Due to Sui’s object-centric view, as well as Move’s strong ownership types, dependencies are explicitly encoded. As a result, Sui both agrees on and executes transactions on many objects in parallel.

Consensus Engine

Let’s hop into some of the terminology regarding Sui’s novel consensus engine.

A DAG is essentially a directed graph that never loops. It consists of edges and vertices, with each edge directed from one vertex to another, such that following those directions will never form a closed loop.

directed acyclic graph
A directed acyclic graph (DAG) consists of linked edges and vertices arranged in such a way as to never form a closed loop.

Sui utilizes a DAG in the form of its mempool engine, Narwhal, which is decoupled from its consensus engine, Bullshark. By decoupling transaction dissemination from consensus, Sui is able to achieve very high throughput.

Sui consensus engine diagram
Sui’s mempool engine, Narwhal, operates separately from its consensus engine, allowing simple transactions to bypass consensus.

Bullshark is a state-of-the-art consensus engine that, unlike its predecessors, allows for consistently high transactions-per-second regardless if there are weaker validators in the set or not.

throughput graph comparing Bullshark with Tusk and Hotstuff
Sui’s ability to separate simple and complex transactions gives it a performance edge over other blockchains.

Sui uses an object-oriented data model. Distinct objects on Sui include a coin balance, an NFT instance, and a smart contract. This data model allows smart contracts to express computation on objects. It also means transactions are naturally organized in groups based on the objects they are targeting.

diagram showing Sui's parallel transaction processing
Sui’s ability to execute transactions in parallel allows it to scale horizontally and avoid bottlenecks at the mempool level.

Sui Advantages

Through features such as horizontal scaling, composability, sparse replay, and on-chain storage, Sui’s architecture solves pain points common to first generation blockchains.

Horizontal Scaling

On the Sui network, each group of transactions process in parallel, as opposed to the bottlenecking that occurs in some earlier blockchains due to any lack of distinction between the various objects, resources, accounts, and other components.


In Sui, unlike most other blockchains, one can directly pass an asset (such as an NFT), directly into a function argument. Sui’s object-centric approach also allows for more esoteric data structures, and the ability to store assets inside such data structures, or in an asset itself.

Sparse Replay

Naturally, a blockchain provides a ledger of every single transaction. For a Sui-specific example, game builders don’t need to track transactions interacting with unrelated dApps. Because querying on-chain data can be expensive, products on Sui will be able to follow the evolution of the objects in this game, without digging out the data from the Merkle tree.

On-Chain Storage

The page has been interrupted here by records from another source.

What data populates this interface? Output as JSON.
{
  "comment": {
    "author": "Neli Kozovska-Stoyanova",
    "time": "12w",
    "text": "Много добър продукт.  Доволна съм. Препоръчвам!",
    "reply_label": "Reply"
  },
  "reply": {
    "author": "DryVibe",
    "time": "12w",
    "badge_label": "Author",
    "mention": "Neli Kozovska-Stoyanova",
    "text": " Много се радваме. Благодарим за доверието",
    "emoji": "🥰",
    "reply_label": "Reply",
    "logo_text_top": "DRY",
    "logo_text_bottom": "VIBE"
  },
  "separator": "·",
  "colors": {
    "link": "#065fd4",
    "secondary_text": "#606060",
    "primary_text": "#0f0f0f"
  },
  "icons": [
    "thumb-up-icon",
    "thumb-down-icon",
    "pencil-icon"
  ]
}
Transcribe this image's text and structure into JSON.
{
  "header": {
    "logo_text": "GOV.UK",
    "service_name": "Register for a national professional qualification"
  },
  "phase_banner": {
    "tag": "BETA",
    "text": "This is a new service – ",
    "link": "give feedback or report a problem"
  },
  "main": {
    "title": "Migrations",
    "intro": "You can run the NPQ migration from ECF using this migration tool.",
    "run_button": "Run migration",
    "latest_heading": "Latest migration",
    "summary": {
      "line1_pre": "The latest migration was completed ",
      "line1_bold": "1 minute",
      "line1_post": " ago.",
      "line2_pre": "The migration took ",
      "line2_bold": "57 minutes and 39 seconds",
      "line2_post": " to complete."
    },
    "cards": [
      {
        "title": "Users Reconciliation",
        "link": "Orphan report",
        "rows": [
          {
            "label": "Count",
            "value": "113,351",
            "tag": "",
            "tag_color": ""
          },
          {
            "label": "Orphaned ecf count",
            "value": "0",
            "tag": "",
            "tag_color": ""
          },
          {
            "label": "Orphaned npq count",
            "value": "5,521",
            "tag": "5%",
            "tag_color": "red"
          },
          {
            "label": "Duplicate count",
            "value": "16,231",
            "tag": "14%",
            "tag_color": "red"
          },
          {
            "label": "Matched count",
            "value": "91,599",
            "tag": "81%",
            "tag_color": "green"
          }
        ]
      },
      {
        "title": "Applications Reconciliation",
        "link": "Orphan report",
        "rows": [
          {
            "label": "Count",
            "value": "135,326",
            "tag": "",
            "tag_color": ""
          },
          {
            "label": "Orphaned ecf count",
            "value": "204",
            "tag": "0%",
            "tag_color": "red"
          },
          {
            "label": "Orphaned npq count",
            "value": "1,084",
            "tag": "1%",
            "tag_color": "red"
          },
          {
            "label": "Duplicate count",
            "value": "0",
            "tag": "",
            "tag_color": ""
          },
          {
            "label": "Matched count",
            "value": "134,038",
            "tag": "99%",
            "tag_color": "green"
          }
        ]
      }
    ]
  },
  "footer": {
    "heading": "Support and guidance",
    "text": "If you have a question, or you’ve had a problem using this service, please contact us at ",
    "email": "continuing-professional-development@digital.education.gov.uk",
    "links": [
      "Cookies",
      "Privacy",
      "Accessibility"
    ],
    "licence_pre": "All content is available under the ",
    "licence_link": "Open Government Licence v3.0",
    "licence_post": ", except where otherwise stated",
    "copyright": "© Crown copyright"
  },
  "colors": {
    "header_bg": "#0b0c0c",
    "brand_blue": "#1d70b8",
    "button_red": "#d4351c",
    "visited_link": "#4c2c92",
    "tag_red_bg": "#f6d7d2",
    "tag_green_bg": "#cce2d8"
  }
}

Because assets are directly stored as objects on the Sui blockchain, they are never subject to Merkle tree indexing. Storing assets directly on-chain is used in tandem with conventional means, such as IPFS, to scale the problem of on-chain storage, as it is much cheaper to directly update assets on-chain.

Note: This article has been updated from its original form to correct a sentence about higher latency in the consensus model. While the original Narwhal paper made this discovery, the Sui network has been refined to deliver low latency.

Watch the Whole Series

  1. What's Sui?
  2. Smart Contracts
  3. Creating Objects and NFTs
  4. Dynamic Fields and Collections
  5. RPG Building Basics
  6. Deploy a Game to the Blockchain